Photo by Leslie Berestein Rojas/KPCC
A sign at a Los Angeles rally, August 2010
Now that the California Assembly has approved AB 131, the second half of a package referred to as the California Dream Act, will Gov. Jerry Brown sign it into law? Brown has until Oct. 9 to sign the bill, which would provide undocumented college students with publicly-funded financial aid. The bill cleared the Assembly this afternoon 45 to 27; it was approved by the Senate last week.
Brown's spokeswoman Elizabeth Ashford emailed this statement, the same sent out by the governor's office last week:
"The Governor continues to broadly support the principles behind the Dream Act and will closely consider any legislation that reaches his desk."
Brown signed a companion bill, AB 130, into law at the end of last month. Unlike AB 131, that bill only guarantees undocumented students access to privately-funded scholarships and grants. If it becomes law, AB 131 would provide these students with the same kind of state-funded tuition aid as U.S. citizen and legal resident students, such as CalGrants.
In the meantime, Assembly member Gil Cedillo, who sponsored both bills, issued a statement this afternoon:
“We thank Governor Brown for signing the first portion of the California Dream Act, AB 130 and look forward to the Governor 'Completing the Dream' by signing AB 131, the final portion of California Dream Act. By signing AB 131, the Governor will help increase the earning potential of these students, which helps all of us by contributing to our tax base and the future of our state.”
That AB 131 has cleared both houses of the state legislature is a feat in itself in this tough economic climate. The measure could cost anywhere between $22 million and $42 million, according Gil Cedillo's office, though roughly $13 million is set to come from money already set aside for low-income students whose grades qualify them for CalGrants, but who can't access it now due to their legal status. Undocumented students are presently barred from receiving public financial aid, though they do qualify for in-state tuition if they meet residency requirements under California law.

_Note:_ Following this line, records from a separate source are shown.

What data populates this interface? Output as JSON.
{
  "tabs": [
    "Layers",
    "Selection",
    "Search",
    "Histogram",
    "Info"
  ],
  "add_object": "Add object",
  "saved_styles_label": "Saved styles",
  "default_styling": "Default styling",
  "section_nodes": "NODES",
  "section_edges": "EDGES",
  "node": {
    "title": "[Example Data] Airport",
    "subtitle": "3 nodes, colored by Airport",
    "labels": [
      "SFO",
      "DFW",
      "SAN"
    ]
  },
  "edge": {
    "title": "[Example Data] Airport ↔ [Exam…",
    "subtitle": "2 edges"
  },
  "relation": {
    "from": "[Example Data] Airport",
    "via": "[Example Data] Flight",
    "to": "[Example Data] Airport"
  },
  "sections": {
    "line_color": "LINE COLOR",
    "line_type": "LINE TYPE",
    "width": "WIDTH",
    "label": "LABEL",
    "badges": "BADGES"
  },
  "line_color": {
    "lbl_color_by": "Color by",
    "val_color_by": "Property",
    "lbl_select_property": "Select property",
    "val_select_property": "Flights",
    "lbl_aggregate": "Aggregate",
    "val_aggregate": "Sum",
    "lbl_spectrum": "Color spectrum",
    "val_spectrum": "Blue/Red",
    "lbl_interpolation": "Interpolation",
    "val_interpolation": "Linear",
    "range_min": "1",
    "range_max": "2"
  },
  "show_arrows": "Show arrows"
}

The bill has generated a firestorm of opposition, now rearing its head online. "NOOOOOO!" tweeted @KFIAM640, home of the conservative "John and Ken" talk show, this afternoon shortly after news broke that AB 131 was approved.
Opponents to the bill have complained that the cash-strapped state is better served spending the money in other ways, and that undocumented students may not be able to make good use of their degrees because their lack of status precludes them from getting the jobs they study for. Unlike the federal Development, Relief and Education for Alien Minors (DREAM) Act, the California Dream Act does not propose legal status for students.
Proponents, meanwhile, say the state has already spent money educating these students at taxpayer expense through high school, and preparing them to contribute to the state's economy - particularly if federal laws change to grant them legal status - is a good investment.